::: RECORDS PROVIDED

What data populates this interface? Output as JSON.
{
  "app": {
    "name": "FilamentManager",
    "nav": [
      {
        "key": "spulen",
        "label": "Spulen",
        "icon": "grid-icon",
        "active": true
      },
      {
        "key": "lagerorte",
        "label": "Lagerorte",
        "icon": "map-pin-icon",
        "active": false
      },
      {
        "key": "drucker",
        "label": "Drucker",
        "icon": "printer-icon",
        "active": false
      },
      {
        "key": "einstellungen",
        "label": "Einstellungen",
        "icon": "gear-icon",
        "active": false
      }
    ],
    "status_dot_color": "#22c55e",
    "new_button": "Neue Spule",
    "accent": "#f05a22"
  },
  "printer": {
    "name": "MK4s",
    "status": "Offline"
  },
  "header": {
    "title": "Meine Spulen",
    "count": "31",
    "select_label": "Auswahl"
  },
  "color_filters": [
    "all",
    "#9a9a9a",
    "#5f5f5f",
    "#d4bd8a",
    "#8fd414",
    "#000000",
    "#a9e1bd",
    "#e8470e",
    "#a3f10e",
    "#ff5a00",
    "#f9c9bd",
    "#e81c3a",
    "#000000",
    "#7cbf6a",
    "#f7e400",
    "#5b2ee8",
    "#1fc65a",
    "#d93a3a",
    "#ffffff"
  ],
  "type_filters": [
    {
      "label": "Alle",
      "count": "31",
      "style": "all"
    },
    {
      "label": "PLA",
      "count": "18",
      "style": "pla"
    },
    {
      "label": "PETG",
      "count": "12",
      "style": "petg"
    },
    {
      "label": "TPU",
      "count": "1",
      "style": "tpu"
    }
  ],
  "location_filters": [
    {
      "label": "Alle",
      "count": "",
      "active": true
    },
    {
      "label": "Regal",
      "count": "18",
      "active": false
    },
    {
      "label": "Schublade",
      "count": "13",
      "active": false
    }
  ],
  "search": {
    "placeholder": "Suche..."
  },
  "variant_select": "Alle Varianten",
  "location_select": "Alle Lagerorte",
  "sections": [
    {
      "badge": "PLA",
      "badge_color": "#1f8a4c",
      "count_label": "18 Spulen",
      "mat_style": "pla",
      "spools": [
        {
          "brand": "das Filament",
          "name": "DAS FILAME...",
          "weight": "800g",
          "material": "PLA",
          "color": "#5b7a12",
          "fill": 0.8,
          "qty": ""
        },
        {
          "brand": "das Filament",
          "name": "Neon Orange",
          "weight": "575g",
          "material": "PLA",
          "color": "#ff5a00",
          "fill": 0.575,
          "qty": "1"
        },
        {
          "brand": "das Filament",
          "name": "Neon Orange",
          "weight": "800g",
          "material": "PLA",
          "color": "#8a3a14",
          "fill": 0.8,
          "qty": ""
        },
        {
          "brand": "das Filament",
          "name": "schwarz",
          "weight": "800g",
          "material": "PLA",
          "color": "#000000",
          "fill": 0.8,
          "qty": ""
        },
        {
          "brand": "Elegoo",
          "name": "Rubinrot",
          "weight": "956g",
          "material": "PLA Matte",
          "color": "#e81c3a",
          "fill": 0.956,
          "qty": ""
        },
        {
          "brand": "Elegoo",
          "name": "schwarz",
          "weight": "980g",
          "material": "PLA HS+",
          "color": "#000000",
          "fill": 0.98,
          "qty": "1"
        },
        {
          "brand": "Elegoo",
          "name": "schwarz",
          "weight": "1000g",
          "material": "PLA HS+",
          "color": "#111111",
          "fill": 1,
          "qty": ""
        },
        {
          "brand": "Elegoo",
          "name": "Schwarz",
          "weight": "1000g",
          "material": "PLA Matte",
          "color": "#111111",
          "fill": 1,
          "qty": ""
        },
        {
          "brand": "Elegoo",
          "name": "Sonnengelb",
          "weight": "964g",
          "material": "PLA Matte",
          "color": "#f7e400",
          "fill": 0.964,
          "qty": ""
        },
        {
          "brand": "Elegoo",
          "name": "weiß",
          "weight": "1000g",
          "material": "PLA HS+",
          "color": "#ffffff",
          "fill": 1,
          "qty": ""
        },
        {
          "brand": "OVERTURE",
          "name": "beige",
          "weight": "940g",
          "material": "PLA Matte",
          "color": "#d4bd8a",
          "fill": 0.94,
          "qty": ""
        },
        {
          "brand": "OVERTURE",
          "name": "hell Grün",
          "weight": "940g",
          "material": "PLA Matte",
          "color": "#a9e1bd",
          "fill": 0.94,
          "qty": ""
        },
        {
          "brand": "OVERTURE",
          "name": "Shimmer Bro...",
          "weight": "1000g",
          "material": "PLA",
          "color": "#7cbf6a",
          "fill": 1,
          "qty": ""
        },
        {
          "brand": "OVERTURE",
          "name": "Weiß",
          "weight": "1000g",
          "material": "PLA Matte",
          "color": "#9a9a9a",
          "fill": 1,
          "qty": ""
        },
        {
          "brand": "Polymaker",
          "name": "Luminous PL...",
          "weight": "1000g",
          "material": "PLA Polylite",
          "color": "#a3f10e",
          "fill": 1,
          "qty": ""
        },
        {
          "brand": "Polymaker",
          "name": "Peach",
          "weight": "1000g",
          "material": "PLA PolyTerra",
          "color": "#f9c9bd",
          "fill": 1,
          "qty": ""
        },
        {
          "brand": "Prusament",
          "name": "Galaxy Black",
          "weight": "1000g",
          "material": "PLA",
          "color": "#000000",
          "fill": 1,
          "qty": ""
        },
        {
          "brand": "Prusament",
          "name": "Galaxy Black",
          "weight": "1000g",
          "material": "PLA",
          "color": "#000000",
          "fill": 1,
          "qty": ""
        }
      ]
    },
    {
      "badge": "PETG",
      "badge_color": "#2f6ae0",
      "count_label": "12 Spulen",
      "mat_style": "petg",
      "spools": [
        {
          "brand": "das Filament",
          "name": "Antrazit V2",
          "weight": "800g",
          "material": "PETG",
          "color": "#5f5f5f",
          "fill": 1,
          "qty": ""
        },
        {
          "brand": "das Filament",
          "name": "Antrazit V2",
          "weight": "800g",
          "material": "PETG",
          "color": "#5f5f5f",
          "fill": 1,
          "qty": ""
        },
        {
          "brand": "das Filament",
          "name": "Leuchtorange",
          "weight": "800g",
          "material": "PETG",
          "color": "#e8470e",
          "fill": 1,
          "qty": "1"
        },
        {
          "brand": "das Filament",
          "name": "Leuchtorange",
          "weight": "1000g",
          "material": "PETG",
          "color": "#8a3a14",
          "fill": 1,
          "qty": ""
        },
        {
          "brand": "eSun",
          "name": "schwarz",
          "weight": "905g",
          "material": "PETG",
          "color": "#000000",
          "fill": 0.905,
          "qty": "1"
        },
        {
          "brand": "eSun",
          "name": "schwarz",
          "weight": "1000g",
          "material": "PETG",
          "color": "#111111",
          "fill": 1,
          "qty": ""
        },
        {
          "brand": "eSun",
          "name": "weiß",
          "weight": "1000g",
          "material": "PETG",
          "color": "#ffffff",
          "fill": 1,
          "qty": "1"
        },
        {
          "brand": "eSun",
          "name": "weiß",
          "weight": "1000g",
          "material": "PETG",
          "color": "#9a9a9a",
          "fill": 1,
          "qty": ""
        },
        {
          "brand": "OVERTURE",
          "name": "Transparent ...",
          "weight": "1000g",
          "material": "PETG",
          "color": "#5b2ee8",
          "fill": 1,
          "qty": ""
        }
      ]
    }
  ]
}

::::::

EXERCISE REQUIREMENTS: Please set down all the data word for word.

RESPONSE TO THE TASK:
What data populates this interface? Output as JSON.
{
  "app": {
    "name": "FilamentManager",
    "nav": [
      {
        "key": "spulen",
        "label": "Spulen",
        "icon": "grid-icon",
        "active": true
      },
      {
        "key": "lagerorte",
        "label": "Lagerorte",
        "icon": "map-pin-icon",
        "active": false
      },
      {
        "key": "drucker",
        "label": "Drucker",
        "icon": "printer-icon",
        "active": false
      },
      {
        "key": "einstellungen",
        "label": "Einstellungen",
        "icon": "gear-icon",
        "active": false
      }
    ],
    "status_dot_color": "#22c55e",
    "new_button": "Neue Spule",
    "accent": "#f05a22"
  },
  "printer": {
    "name": "MK4s",
    "status": "Offline"
  },
  "header": {
    "title": "Meine Spulen",
    "count": "31",
    "select_label": "Auswahl"
  },
  "color_filters": [
    "all",
    "#9a9a9a",
    "#5f5f5f",
    "#d4bd8a",
    "#8fd414",
    "#000000",
    "#a9e1bd",
    "#e8470e",
    "#a3f10e",
    "#ff5a00",
    "#f9c9bd",
    "#e81c3a",
    "#000000",
    "#7cbf6a",
    "#f7e400",
    "#5b2ee8",
    "#1fc65a",
    "#d93a3a",
    "#ffffff"
  ],
  "type_filters": [
    {
      "label": "Alle",
      "count": "31",
      "style": "all"
    },
    {
      "label": "PLA",
      "count": "18",
      "style": "pla"
    },
    {
      "label": "PETG",
      "count": "12",
      "style": "petg"
    },
    {
      "label": "TPU",
      "count": "1",
      "style": "tpu"
    }
  ],
  "location_filters": [
    {
      "label": "Alle",
      "count": "",
      "active": true
    },
    {
      "label": "Regal",
      "count": "18",
      "active": false
    },
    {
      "label": "Schublade",
      "count": "13",
      "active": false
    }
  ],
  "search": {
    "placeholder": "Suche..."
  },
  "variant_select": "Alle Varianten",
  "location_select": "Alle Lagerorte",
  "sections": [
    {
      "badge": "PLA",
      "badge_color": "#1f8a4c",
      "count_label": "18 Spulen",
      "mat_style": "pla",
      "spools": [
        {
          "brand": "das Filament",
          "name": "DAS FILAME...",
          "weight": "800g",
          "material": "PLA",
          "color": "#5b7a12",
          "fill": 0.8,
          "qty": ""
        },
        {
          "brand": "das Filament",
          "name": "Neon Orange",
          "weight": "575g",
          "material": "PLA",
          "color": "#ff5a00",
          "fill": 0.575,
          "qty": "1"
        },
        {
          "brand": "das Filament",
          "name": "Neon Orange",
          "weight": "800g",
          "material": "PLA",
          "color": "#8a3a14",
          "fill": 0.8,
          "qty": ""
        },
        {
          "brand": "das Filament",
          "name": "schwarz",
          "weight": "800g",
          "material": "PLA",
          "color": "#000000",
          "fill": 0.8,
          "qty": ""
        },
        {
          "brand": "Elegoo",
          "name": "Rubinrot",
          "weight": "956g",
          "material": "PLA Matte",
          "color": "#e81c3a",
          "fill": 0.956,
          "qty": ""
        },
        {
          "brand": "Elegoo",
          "name": "schwarz",
          "weight": "980g",
          "material": "PLA HS+",
          "color": "#000000",
          "fill": 0.98,
          "qty": "1"
        },
        {
          "brand": "Elegoo",
          "name": "schwarz",
          "weight": "1000g",
          "material": "PLA HS+",
          "color": "#111111",
          "fill": 1,
          "qty": ""
        },
        {
          "brand": "Elegoo",
          "name": "Schwarz",
          "weight": "1000g",
          "material": "PLA Matte",
          "color": "#111111",
          "fill": 1,
          "qty": ""
        },
        {
          "brand": "Elegoo",
          "name": "Sonnengelb",
          "weight": "964g",
          "material": "PLA Matte",
          "color": "#f7e400",
          "fill": 0.964,
          "qty": ""
        },
        {
          "brand": "Elegoo",
          "name": "weiß",
          "weight": "1000g",
          "material": "PLA HS+",
          "color": "#ffffff",
          "fill": 1,
          "qty": ""
        },
        {
          "brand": "OVERTURE",
          "name": "beige",
          "weight": "940g",
          "material": "PLA Matte",
          "color": "#d4bd8a",
          "fill": 0.94,
          "qty": ""
        },
        {
          "brand": "OVERTURE",
          "name": "hell Grün",
          "weight": "940g",
          "material": "PLA Matte",
          "color": "#a9e1bd",
          "fill": 0.94,
          "qty": ""
        },
        {
          "brand": "OVERTURE",
          "name": "Shimmer Bro...",
          "weight": "1000g",
          "material": "PLA",
          "color": "#7cbf6a",
          "fill": 1,
          "qty": ""
        },
        {
          "brand": "OVERTURE",
          "name": "Weiß",
          "weight": "1000g",
          "material": "PLA Matte",
          "color": "#9a9a9a",
          "fill": 1,
          "qty": ""
        },
        {
          "brand": "Polymaker",
          "name": "Luminous PL...",
          "weight": "1000g",
          "material": "PLA Polylite",
          "color": "#a3f10e",
          "fill": 1,
          "qty": ""
        },
        {
          "brand": "Polymaker",
          "name": "Peach",
          "weight": "1000g",
          "material": "PLA PolyTerra",
          "color": "#f9c9bd",
          "fill": 1,
          "qty": ""
        },
        {
          "brand": "Prusament",
          "name": "Galaxy Black",
          "weight": "1000g",
          "material": "PLA",
          "color": "#000000",
          "fill": 1,
          "qty": ""
        },
        {
          "brand": "Prusament",
          "name": "Galaxy Black",
          "weight": "1000g",
          "material": "PLA",
          "color": "#000000",
          "fill": 1,
          "qty": ""
        }
      ]
    },
    {
      "badge": "PETG",
      "badge_color": "#2f6ae0",
      "count_label": "12 Spulen",
      "mat_style": "petg",
      "spools": [
        {
          "brand": "das Filament",
          "name": "Antrazit V2",
          "weight": "800g",
          "material": "PETG",
          "color": "#5f5f5f",
          "fill": 1,
          "qty": ""
        },
        {
          "brand": "das Filament",
          "name": "Antrazit V2",
          "weight": "800g",
          "material": "PETG",
          "color": "#5f5f5f",
          "fill": 1,
          "qty": ""
        },
        {
          "brand": "das Filament",
          "name": "Leuchtorange",
          "weight": "800g",
          "material": "PETG",
          "color": "#e8470e",
          "fill": 1,
          "qty": "1"
        },
        {
          "brand": "das Filament",
          "name": "Leuchtorange",
          "weight": "1000g",
          "material": "PETG",
          "color": "#8a3a14",
          "fill": 1,
          "qty": ""
        },
        {
          "brand": "eSun",
          "name": "schwarz",
          "weight": "905g",
          "material": "PETG",
          "color": "#000000",
          "fill": 0.905,
          "qty": "1"
        },
        {
          "brand": "eSun",
          "name": "schwarz",
          "weight": "1000g",
          "material": "PETG",
          "color": "#111111",
          "fill": 1,
          "qty": ""
        },
        {
          "brand": "eSun",
          "name": "weiß",
          "weight": "1000g",
          "material": "PETG",
          "color": "#ffffff",
          "fill": 1,
          "qty": "1"
        },
        {
          "brand": "eSun",
          "name": "weiß",
          "weight": "1000g",
          "material": "PETG",
          "color": "#9a9a9a",
          "fill": 1,
          "qty": ""
        },
        {
          "brand": "OVERTURE",
          "name": "Transparent ...",
          "weight": "1000g",
          "material": "PETG",
          "color": "#5b2ee8",
          "fill": 1,
          "qty": ""
        }
      ]
    }
  ]
}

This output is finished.